The volume in question is a reprint of the edition with translation published by Garland Press in 1992. Fortunately annoying reading mistakes have been corrected--for example line 5: Conticse has been corrected to Consticse--which makes the volume of the Arthurian Archives the better choice to work from. The edited text is a diplomatic edition, based on the only surviving complete manuscript. Sometimes the editors have emended manuscript readings, for example evident scribal mistakes, or preferred variants transmitted through the only extant fragment of the romance. The translation is a verse by verse translation, which makes it possible for readers not very familiar with the (Middle) Dutch language to get used to the original wording. I sincerely hope this will stimulate non- Dutch scholars to go into in this wonderful romance and through that into the other Middle Dutch Arthurian Romances. [2]

The Introduction discusses the authors and the proposed date of the Romance (Penninc and Pieter Vostaert; 1230-1260), and after that the 'Artistic Achievement' and the sources and influence.
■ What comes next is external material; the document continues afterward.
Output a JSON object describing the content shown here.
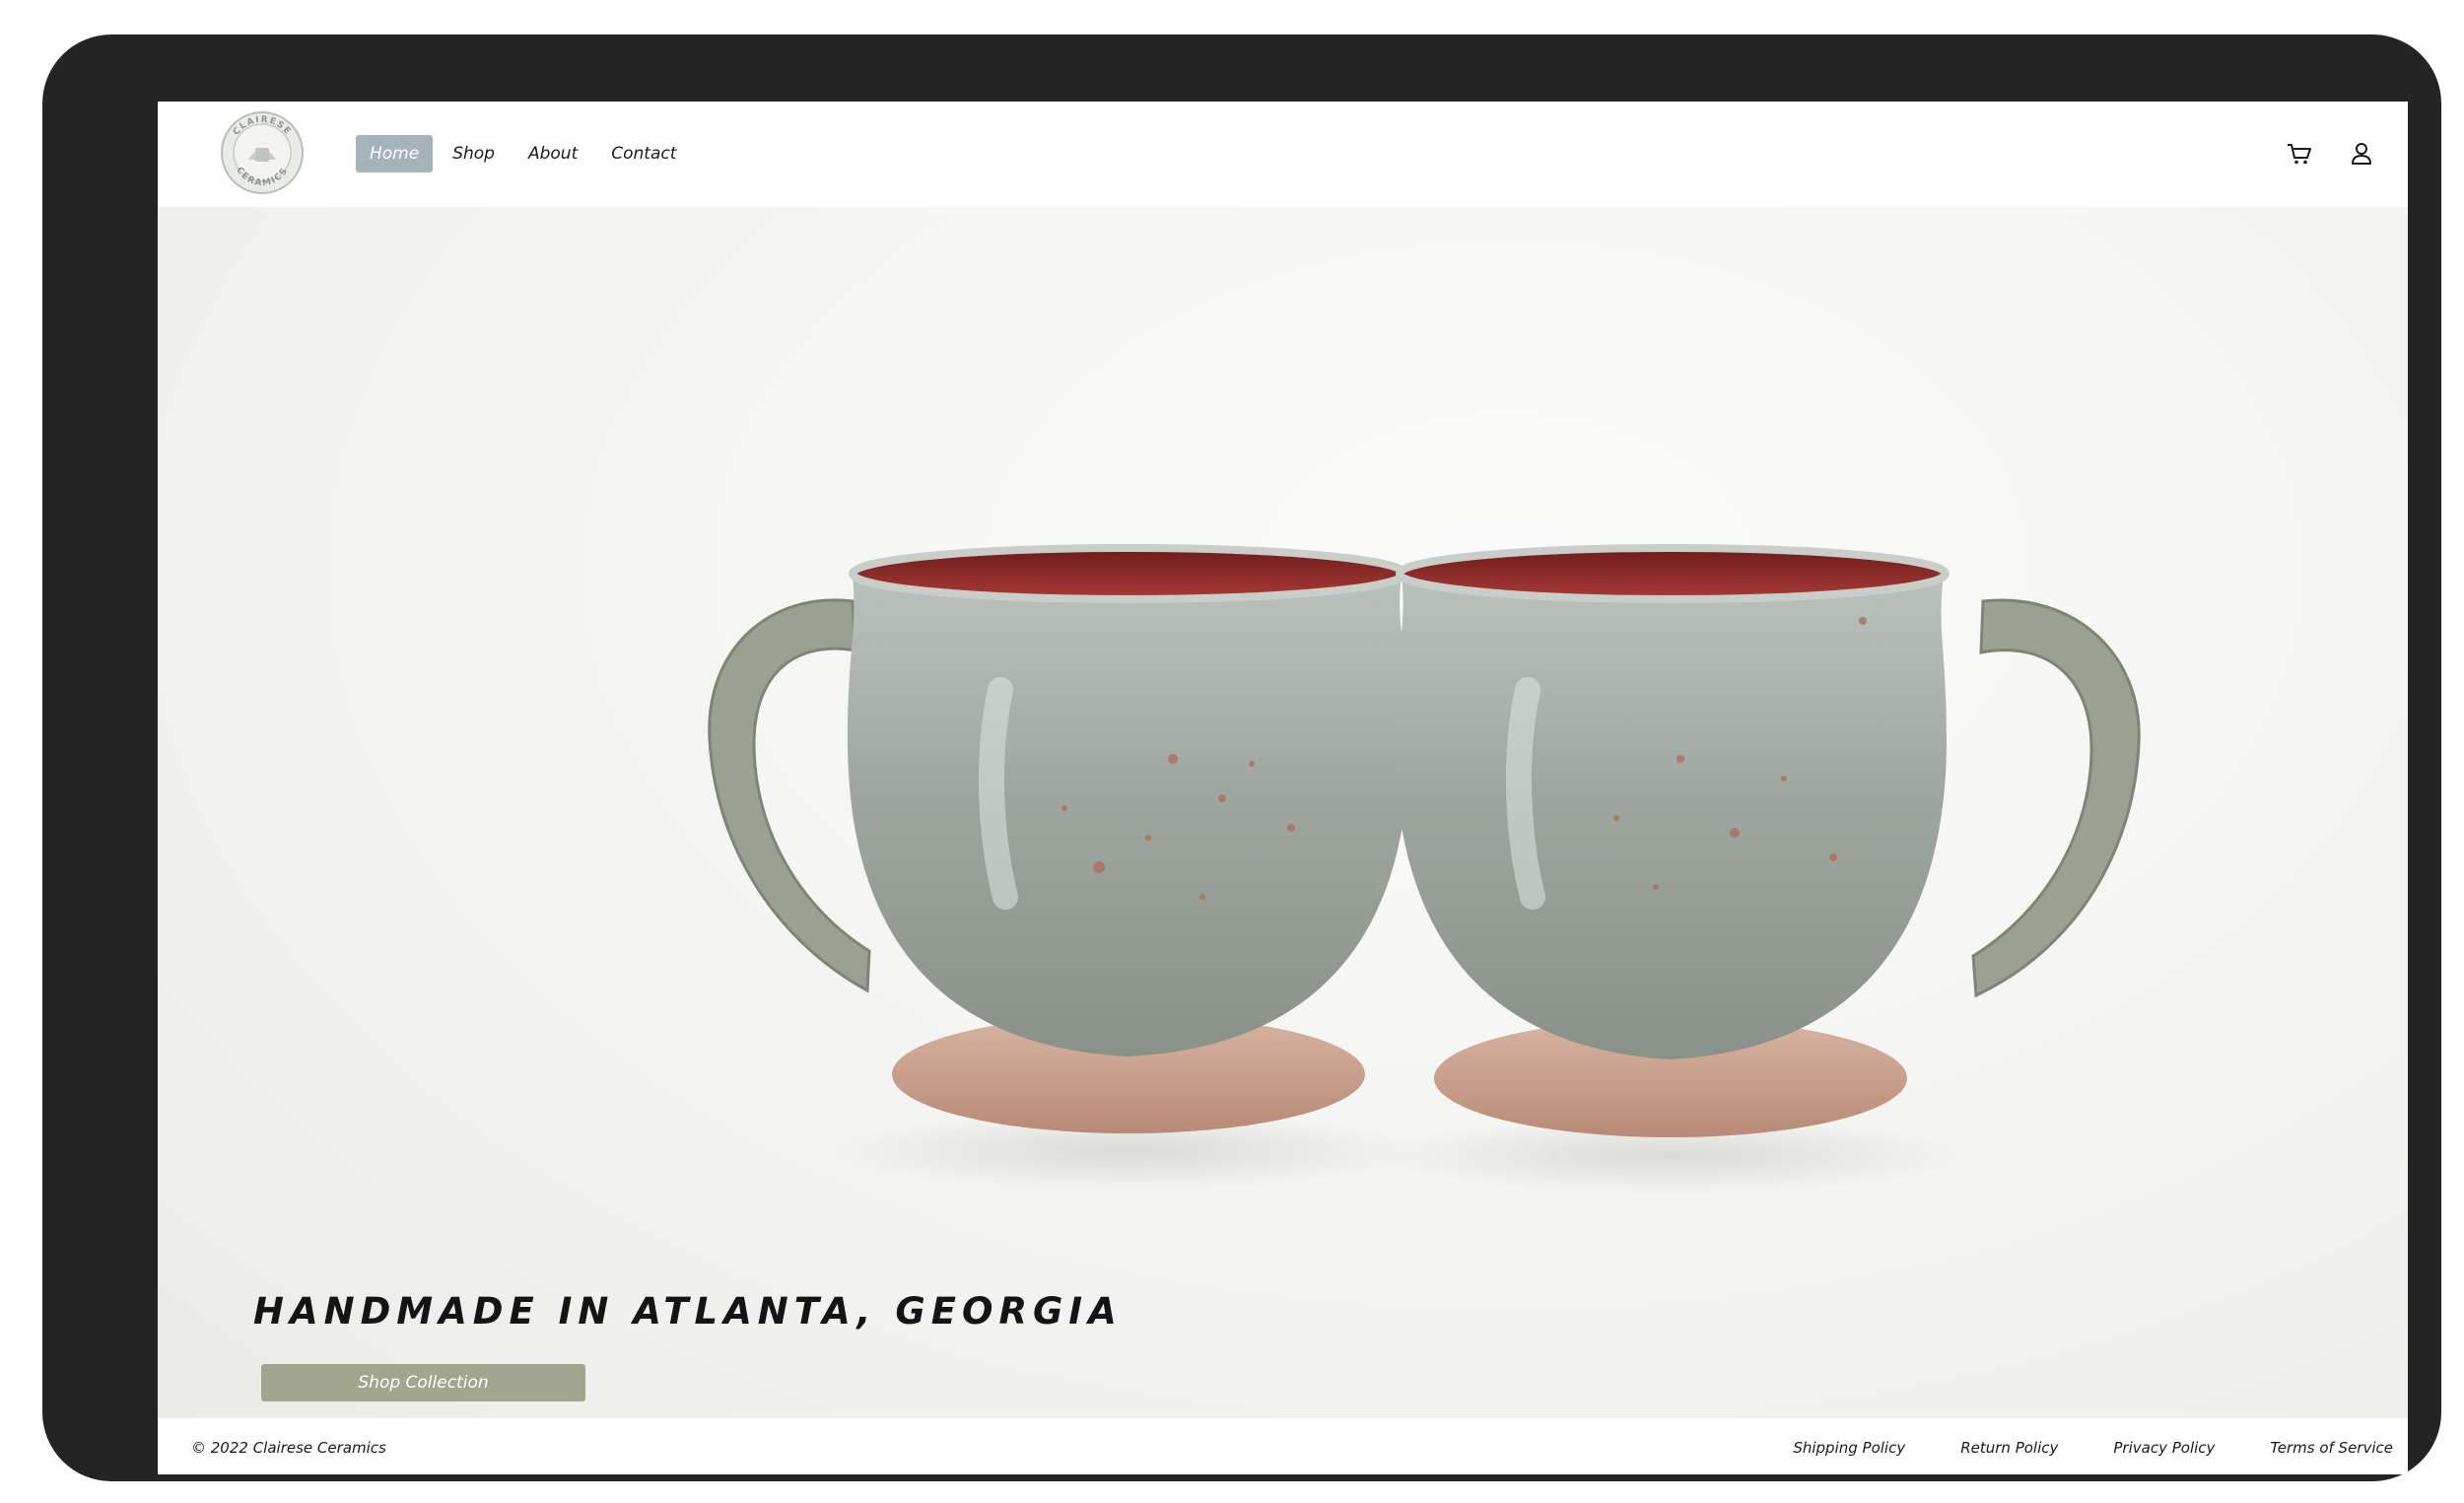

The edition is followed by Notes in which Johnson gives literary-historical elucidations and in which he discusses the more drastic emendations. A list of small emendations is to be found in appendix A, and appendix B is the edition of the fragment. There is also an index of names. The bibliography has been updated since 1992, when the Garland edition was published, but the contents of later studies have not been incorporated into the Introduction or Notes of the present edition. And this is precisely the--only--point of criticism I want to make. Especially the contributions by Lacy, Haug and Riddy should have been used to update the Introduction, a great chance has been missed here. But on the whole, this is a book worth having and reading, a book that will give one new ideas for research in Arthurian literature.


[1] Bart Besamusca and Erik Kooper, eds., Originality and Tradition in the Middle Dutch "Roman van Walewein", Arthurian Literature XVII (Cambridge: D.S. Brewer, 1999). In the introduction the editors give a very good and up-to-date overview of the 'Walewein'-research.

[2] Recent surveys of Middle Dutch Arthurian literature are to be found in W. H. Jackson and S. A. Ranawake, eds., The Arthur of the Germans; the Arthurian Legend in Medieval German and Dutch Literature, Arthurian Literature in the Middle Ages 3 (Cardiff: University of Wales Press, 2000) pp: 187-228; and in Geert H. M. Claassens and David F. Johnson, eds., King Arthur in the Medieval Low Countries, Mediaevalia Lovaniensia, Series I, Studia XXVIII (Leuven: University Press, 2000) pp. 1-34.